> [Task to carry out]: Search the data for the string "label" and gather each line it is in.

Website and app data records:
.....

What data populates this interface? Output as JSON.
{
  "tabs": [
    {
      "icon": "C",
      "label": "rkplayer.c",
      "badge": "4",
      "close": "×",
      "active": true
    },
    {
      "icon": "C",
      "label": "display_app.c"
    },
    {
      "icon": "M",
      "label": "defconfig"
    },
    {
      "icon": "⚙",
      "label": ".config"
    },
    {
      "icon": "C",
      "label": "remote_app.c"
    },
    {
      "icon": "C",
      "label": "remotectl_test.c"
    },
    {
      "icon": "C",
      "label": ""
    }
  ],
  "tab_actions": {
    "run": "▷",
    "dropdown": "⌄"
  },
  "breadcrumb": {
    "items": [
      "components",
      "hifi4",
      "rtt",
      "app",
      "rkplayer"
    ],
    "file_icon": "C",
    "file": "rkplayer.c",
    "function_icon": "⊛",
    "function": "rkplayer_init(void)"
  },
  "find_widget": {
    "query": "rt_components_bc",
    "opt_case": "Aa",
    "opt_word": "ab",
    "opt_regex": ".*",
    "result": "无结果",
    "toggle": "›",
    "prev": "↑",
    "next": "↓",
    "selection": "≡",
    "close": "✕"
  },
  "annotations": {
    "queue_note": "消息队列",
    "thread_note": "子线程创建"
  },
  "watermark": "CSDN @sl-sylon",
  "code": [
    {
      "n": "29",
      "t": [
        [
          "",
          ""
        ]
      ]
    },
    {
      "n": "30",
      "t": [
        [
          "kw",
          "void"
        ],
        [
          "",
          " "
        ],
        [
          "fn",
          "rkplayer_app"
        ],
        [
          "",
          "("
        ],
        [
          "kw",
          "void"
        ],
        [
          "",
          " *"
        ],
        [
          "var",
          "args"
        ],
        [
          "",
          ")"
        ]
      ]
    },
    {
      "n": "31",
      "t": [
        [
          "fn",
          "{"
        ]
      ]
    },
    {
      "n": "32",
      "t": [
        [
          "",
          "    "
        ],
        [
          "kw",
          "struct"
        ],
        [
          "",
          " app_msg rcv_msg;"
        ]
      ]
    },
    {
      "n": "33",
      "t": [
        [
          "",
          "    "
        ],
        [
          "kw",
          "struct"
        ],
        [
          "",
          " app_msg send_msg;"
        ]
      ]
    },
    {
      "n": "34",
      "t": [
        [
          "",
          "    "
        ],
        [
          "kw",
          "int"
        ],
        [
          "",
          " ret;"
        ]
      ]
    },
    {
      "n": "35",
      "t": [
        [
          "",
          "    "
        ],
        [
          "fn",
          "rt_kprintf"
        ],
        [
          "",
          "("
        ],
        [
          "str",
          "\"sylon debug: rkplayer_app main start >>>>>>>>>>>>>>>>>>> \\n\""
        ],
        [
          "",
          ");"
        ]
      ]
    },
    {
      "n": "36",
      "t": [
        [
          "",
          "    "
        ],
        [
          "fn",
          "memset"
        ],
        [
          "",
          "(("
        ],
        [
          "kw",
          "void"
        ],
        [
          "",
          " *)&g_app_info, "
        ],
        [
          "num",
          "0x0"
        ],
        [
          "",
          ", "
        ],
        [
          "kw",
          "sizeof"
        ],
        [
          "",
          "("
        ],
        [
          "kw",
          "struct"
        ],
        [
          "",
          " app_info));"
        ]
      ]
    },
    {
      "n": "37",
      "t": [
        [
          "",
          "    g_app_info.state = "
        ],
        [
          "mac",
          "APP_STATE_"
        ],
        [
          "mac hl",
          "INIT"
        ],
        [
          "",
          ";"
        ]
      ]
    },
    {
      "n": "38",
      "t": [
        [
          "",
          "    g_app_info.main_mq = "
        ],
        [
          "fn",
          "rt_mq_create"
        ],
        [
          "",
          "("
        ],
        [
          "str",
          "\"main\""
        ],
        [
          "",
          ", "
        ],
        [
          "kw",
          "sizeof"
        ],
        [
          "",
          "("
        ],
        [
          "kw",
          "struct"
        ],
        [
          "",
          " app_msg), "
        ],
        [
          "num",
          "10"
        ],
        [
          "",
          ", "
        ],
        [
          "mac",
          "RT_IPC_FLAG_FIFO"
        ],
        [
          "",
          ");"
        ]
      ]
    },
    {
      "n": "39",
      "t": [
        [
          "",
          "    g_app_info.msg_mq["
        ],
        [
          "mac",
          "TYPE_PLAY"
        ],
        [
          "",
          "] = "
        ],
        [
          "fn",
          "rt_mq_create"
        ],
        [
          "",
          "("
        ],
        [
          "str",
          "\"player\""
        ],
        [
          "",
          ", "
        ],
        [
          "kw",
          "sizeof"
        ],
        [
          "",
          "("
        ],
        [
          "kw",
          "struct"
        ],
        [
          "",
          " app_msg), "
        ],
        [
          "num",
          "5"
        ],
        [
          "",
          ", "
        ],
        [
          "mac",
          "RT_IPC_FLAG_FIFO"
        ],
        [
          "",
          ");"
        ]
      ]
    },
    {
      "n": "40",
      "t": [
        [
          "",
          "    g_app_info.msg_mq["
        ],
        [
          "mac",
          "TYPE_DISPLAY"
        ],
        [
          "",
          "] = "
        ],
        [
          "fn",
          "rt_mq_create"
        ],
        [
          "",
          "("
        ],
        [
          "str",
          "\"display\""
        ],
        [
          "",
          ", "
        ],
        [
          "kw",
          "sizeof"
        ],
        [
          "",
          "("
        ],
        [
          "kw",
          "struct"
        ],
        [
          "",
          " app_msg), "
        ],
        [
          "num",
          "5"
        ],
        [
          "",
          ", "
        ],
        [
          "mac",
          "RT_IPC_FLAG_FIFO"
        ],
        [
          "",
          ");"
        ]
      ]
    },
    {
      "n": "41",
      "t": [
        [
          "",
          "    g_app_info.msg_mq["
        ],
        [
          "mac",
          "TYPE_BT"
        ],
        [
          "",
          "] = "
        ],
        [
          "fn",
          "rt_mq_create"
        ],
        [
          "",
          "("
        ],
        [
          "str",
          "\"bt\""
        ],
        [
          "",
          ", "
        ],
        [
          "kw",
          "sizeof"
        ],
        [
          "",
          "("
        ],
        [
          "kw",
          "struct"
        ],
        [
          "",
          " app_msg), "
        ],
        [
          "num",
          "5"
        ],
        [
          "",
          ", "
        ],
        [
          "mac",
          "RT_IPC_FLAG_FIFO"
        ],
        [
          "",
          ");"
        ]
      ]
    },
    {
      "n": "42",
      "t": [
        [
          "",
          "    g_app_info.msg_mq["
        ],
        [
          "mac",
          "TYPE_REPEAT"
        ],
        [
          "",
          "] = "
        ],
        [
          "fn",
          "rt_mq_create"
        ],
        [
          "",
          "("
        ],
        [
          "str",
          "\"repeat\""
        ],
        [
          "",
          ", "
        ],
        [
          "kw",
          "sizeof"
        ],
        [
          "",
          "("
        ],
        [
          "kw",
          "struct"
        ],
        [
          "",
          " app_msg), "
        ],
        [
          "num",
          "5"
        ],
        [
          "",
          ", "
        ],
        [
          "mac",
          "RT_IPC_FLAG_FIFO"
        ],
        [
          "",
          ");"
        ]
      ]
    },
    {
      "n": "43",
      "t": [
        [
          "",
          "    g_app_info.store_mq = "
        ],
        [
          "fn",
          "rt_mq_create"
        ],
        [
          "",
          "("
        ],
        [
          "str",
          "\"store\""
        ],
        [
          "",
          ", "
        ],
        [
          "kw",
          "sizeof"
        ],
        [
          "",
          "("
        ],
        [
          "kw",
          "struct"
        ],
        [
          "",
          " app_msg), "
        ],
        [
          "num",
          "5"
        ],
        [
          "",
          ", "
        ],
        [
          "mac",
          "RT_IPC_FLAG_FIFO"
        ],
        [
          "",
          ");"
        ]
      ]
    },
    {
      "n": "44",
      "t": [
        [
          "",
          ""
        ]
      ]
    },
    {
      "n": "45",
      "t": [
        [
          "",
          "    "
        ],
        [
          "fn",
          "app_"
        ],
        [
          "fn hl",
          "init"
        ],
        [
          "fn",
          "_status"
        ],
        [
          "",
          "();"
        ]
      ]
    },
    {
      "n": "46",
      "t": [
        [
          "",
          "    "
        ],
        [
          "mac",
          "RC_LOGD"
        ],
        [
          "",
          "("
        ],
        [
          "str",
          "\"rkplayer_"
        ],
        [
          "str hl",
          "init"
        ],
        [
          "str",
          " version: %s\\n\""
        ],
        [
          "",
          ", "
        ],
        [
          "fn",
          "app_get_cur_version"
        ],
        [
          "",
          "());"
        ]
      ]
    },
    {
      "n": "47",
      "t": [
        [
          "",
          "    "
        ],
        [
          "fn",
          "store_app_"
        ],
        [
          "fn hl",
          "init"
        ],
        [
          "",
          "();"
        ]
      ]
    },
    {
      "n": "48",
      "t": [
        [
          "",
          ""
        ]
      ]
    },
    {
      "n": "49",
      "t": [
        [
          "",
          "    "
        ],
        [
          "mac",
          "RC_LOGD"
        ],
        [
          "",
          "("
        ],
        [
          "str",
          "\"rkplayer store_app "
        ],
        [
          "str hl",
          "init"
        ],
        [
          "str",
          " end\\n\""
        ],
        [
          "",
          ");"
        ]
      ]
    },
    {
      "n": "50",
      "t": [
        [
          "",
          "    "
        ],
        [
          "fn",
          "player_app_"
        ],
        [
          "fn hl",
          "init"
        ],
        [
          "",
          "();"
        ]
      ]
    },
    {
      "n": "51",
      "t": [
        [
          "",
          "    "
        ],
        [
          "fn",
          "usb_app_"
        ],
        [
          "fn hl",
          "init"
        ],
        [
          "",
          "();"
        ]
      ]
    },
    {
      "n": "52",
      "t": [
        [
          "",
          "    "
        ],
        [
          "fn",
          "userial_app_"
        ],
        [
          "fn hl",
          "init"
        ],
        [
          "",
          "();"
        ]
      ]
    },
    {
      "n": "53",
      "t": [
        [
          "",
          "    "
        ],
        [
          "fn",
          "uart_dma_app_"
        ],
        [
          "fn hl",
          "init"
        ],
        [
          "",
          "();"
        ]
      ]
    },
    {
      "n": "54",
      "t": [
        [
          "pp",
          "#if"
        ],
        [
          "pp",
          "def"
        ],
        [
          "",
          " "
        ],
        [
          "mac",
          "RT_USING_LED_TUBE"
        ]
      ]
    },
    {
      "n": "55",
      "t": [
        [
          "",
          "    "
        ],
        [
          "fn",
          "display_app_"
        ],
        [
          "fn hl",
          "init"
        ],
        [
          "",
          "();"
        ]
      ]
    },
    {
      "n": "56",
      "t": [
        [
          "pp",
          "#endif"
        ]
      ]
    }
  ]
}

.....

> [Exercise answer]:
      "label": "rkplayer.c",
      "label": "display_app.c"
      "label": "defconfig"
      "label": ".config"
      "label": "remote_app.c"
      "label": "remotectl_test.c"
      "label": ""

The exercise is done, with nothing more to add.